It’s competitively priced at $400, which for its output, is a fantastic price. However, hidden costs come from the battery pack you would want, and CTO filters. So, here’s my shopping cart with everything I actually need to get the most out of this light:


So now, your total cost is $769.95. For that price, you can explore other options. For example, you could get two Ikan iLED312v2 lights for about the same price. These are bi-color LEDs, plus have barndoors, attachable batteries with included chargers, and the kit even comes with a bag and stands (they can be camera mounted though). They are not nearly as bright, but much more versatile. So it really comes down to what is going to suit your needs.

What I liked:
Extremely bright
Inexpensive – couldn’t find other on-camera LEDs at a similar price with a matching output
Electronic dimmer

What Could be Improved:
Cheaper, more efficient battery solution
Would prefer bi-color LEDs, or at least a choice of 3200K
My tests showed the light measured closer 4700K than 5400K
No barn doors
Clunky mount
No company information on website

Closing Thoughts
If you have a need for a high output on-camera LED, and you already own a battery kit, or shoot with a camera that has a D-tap port, this is a great choice. It could also be used in special applications for stage or set work, where hiding a bright, compact light is needed. For all other event shooters, especially DSLR folks, I’d suggest looking elsewhere. The high output isn’t worth the pain and price of dealing with large battery bags, unknown companies, and awkward mounts.

**As with all our reviews, this was an independent process and LED Science nor Ikan Corp. are paying or sponsoring myself or Fstoppers in any way.**

Mike Wilkinson's picture

Mike Wilkinson is an award-winning video director with his company Wilkinson Visual, currently based out of Lexington, Kentucky. Mike has been working in production for over 10 years as a shooter, editor, and producer. His passion lies in outdoor adventures, documentary filmmaking, photography, and locally-sourced food and beer.

Log in or register to post comments

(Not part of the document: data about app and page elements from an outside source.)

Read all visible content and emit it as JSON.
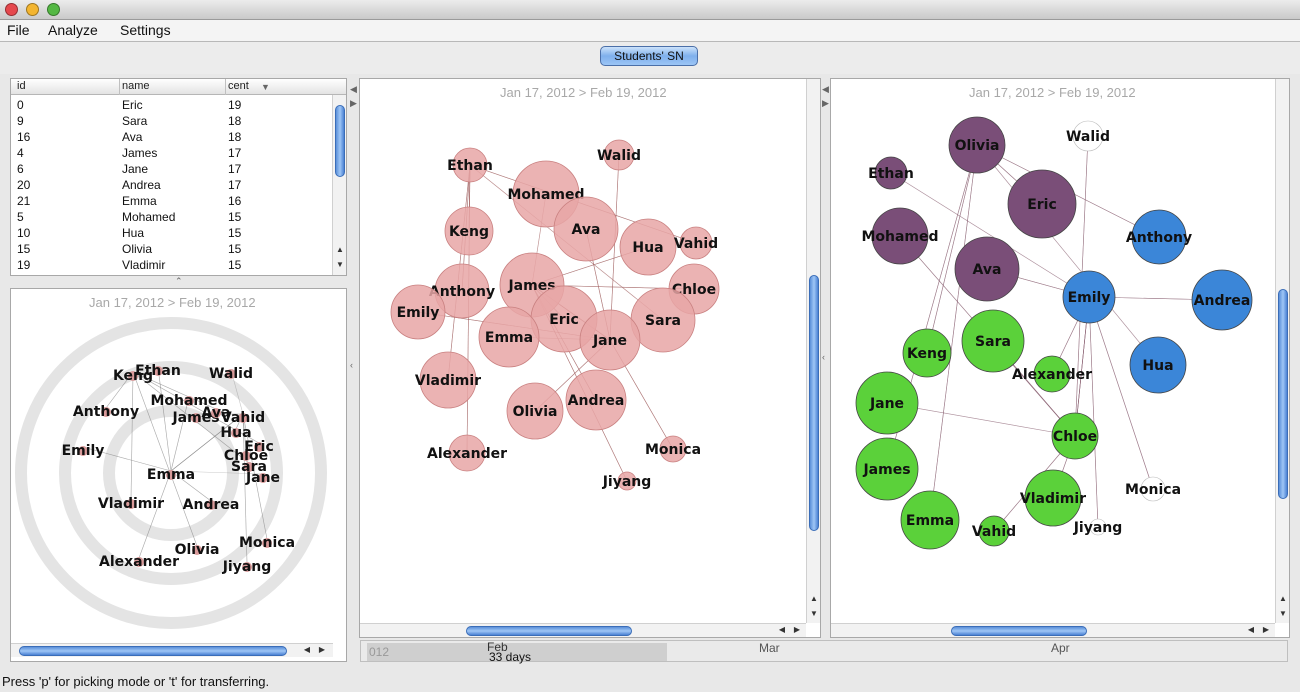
{
  "window": {
    "buttons": [
      "close",
      "minimize",
      "zoom"
    ]
  },
  "menu": {
    "items": [
      "File",
      "Analyze",
      "Settings"
    ]
  },
  "toolbar": {
    "tab_label": "Students' SN"
  },
  "table": {
    "columns": [
      "id",
      "name",
      "cent"
    ],
    "sort_indicator": "▼",
    "rows": [
      {
        "id": "0",
        "name": "Eric",
        "cent": "19"
      },
      {
        "id": "9",
        "name": "Sara",
        "cent": "18"
      },
      {
        "id": "16",
        "name": "Ava",
        "cent": "18"
      },
      {
        "id": "4",
        "name": "James",
        "cent": "17"
      },
      {
        "id": "6",
        "name": "Jane",
        "cent": "17"
      },
      {
        "id": "20",
        "name": "Andrea",
        "cent": "17"
      },
      {
        "id": "21",
        "name": "Emma",
        "cent": "16"
      },
      {
        "id": "5",
        "name": "Mohamed",
        "cent": "15"
      },
      {
        "id": "10",
        "name": "Hua",
        "cent": "15"
      },
      {
        "id": "15",
        "name": "Olivia",
        "cent": "15"
      },
      {
        "id": "19",
        "name": "Vladimir",
        "cent": "15"
      }
    ]
  },
  "radial_view": {
    "date_range": "Jan 17, 2012 > Feb 19, 2012",
    "nodes": [
      {
        "name": "Keng"
      },
      {
        "name": "Ethan"
      },
      {
        "name": "Walid"
      },
      {
        "name": "Anthony"
      },
      {
        "name": "Mohamed"
      },
      {
        "name": "James"
      },
      {
        "name": "Ava"
      },
      {
        "name": "Vahid"
      },
      {
        "name": "Hua"
      },
      {
        "name": "Eric"
      },
      {
        "name": "Emily"
      },
      {
        "name": "Chloe"
      },
      {
        "name": "Sara"
      },
      {
        "name": "Jane"
      },
      {
        "name": "Emma"
      },
      {
        "name": "Vladimir"
      },
      {
        "name": "Andrea"
      },
      {
        "name": "Monica"
      },
      {
        "name": "Olivia"
      },
      {
        "name": "Alexander"
      },
      {
        "name": "Jiyang"
      }
    ]
  },
  "centrality_view": {
    "date_range": "Jan 17, 2012 > Feb 19, 2012",
    "node_color": "#e8a6a6",
    "node_stroke": "#c98080",
    "nodes": [
      {
        "name": "Ethan"
      },
      {
        "name": "Walid"
      },
      {
        "name": "Mohamed"
      },
      {
        "name": "Keng"
      },
      {
        "name": "Ava"
      },
      {
        "name": "Hua"
      },
      {
        "name": "Vahid"
      },
      {
        "name": "James"
      },
      {
        "name": "Chloe"
      },
      {
        "name": "Anthony"
      },
      {
        "name": "Emily"
      },
      {
        "name": "Eric"
      },
      {
        "name": "Sara"
      },
      {
        "name": "Emma"
      },
      {
        "name": "Jane"
      },
      {
        "name": "Vladimir"
      },
      {
        "name": "Olivia"
      },
      {
        "name": "Andrea"
      },
      {
        "name": "Alexander"
      },
      {
        "name": "Monica"
      },
      {
        "name": "Jiyang"
      }
    ]
  },
  "community_view": {
    "date_range": "Jan 17, 2012 > Feb 19, 2012",
    "colors": {
      "purple": "#7a4e78",
      "blue": "#3b86d8",
      "green": "#5bd13a"
    },
    "nodes": [
      {
        "name": "Olivia",
        "group": "purple"
      },
      {
        "name": "Walid",
        "group": "none"
      },
      {
        "name": "Ethan",
        "group": "purple"
      },
      {
        "name": "Eric",
        "group": "purple"
      },
      {
        "name": "Mohamed",
        "group": "purple"
      },
      {
        "name": "Ava",
        "group": "purple"
      },
      {
        "name": "Anthony",
        "group": "blue"
      },
      {
        "name": "Emily",
        "group": "blue"
      },
      {
        "name": "Andrea",
        "group": "blue"
      },
      {
        "name": "Keng",
        "group": "green"
      },
      {
        "name": "Sara",
        "group": "green"
      },
      {
        "name": "Alexander",
        "group": "green"
      },
      {
        "name": "Hua",
        "group": "blue"
      },
      {
        "name": "Jane",
        "group": "green"
      },
      {
        "name": "Chloe",
        "group": "green"
      },
      {
        "name": "James",
        "group": "green"
      },
      {
        "name": "Vladimir",
        "group": "green"
      },
      {
        "name": "Monica",
        "group": "none"
      },
      {
        "name": "Emma",
        "group": "green"
      },
      {
        "name": "Vahid",
        "group": "green"
      },
      {
        "name": "Jiyang",
        "group": "none"
      }
    ]
  },
  "timeline": {
    "start_label": "012",
    "feb_label": "Feb",
    "span_label": "33 days",
    "mar_label": "Mar",
    "apr_label": "Apr"
  },
  "status": {
    "message": "Press 'p' for picking mode or 't' for transferring."
  }
}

How can it be called 'low cost' when the package costs $770? It might be relatively inexpensive when comparing it to panels giving out a similar output, however when compared to typical on-camera LED lights it's quite expensive.

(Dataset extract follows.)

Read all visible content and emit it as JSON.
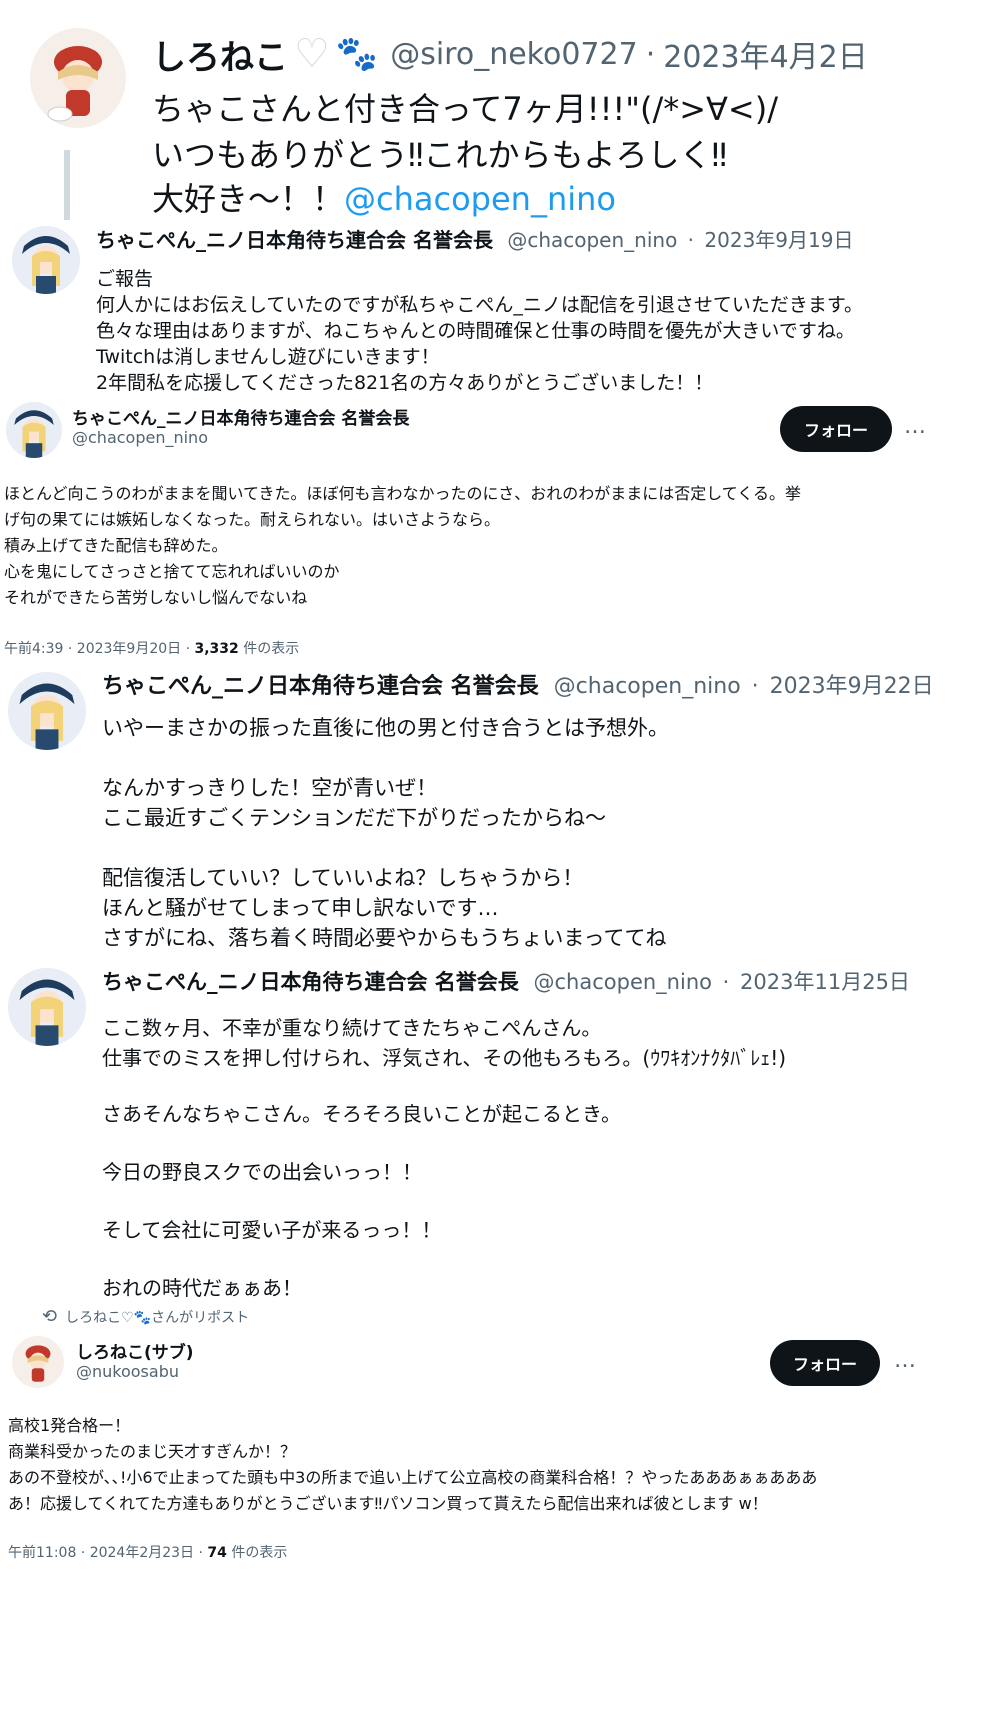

I feel like you could just buy a halogen work light (~$22) and have an assistant to hold it.

Plus, the light in that photo example is terrible

As you said yourself, the light is inexpensive when compared to
panels with similar output. Also, as stated in the article it's really
for shooters who already have the means to power it with a battery... so
they wouldn't have to buy the whole kit.

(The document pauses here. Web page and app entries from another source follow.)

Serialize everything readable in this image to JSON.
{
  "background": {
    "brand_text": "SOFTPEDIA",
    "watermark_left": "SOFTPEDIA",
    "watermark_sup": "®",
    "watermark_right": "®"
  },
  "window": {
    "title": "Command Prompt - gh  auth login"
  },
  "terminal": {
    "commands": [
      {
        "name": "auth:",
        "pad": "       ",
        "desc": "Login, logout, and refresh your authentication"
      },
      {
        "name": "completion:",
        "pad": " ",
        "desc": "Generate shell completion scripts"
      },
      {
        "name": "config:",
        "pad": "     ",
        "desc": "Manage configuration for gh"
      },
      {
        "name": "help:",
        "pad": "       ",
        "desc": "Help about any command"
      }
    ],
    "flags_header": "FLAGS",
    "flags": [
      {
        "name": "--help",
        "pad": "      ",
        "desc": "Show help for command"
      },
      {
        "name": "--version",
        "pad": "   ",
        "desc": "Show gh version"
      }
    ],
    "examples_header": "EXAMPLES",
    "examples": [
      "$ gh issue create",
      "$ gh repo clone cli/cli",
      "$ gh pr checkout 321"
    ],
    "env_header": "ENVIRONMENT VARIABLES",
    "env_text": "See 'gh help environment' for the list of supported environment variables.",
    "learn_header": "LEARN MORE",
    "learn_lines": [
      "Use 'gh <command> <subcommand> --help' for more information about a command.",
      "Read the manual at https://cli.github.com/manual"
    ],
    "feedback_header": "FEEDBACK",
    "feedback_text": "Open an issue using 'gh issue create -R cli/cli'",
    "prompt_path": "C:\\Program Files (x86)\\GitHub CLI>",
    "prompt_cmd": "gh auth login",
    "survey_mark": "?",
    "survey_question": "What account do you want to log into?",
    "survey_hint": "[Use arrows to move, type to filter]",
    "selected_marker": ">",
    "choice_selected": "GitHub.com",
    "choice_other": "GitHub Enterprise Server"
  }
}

On-camera LEDs range greatly in terms of quality and light output, but if you can find a cheaper, brighter, on-camera LED, please share what you come up with.

I think the HDR-300 from F&V is a really great LED light and way cheaper!

395$ a low cost camera light? Do you know the market? Keep going Mike.

$770 for that?! Inexpensive you say?! Are you out of your mind, Mike? I've seen plenty of on camera lights that cost a fraction of this one, that put out very good quality light.

Hmm I don't think so. I researched on camera LEDs, comparing output and cost before deciding that $400 was cheap compared to the output you can get from it. If I'm wrong, please link me to an on-camera LED light that is cheaper and has a greater output I would be happy to change my opinions.

Plenty of hotshoe LEDs made in China sell for about 20-60 bucks, depending on quality. 60 bucks will get you something real nice. Stop being idiots.

Real fail of an Ad here

Inexpensive? What a joke :)

I got CN-160 and it's a pretty good light for the price - paid $30. Yes it needs Eneloop rechargeable batteries and a charger for another $40 but for $70 alltogether it's a great deal.

or use the adapter for Sony and other brand battery packs...

get some pretzel head torch and a diffuser at the front yaa I think that would do the same ....over priced kit load better alternatives out there now .....cycle light work even better from MOON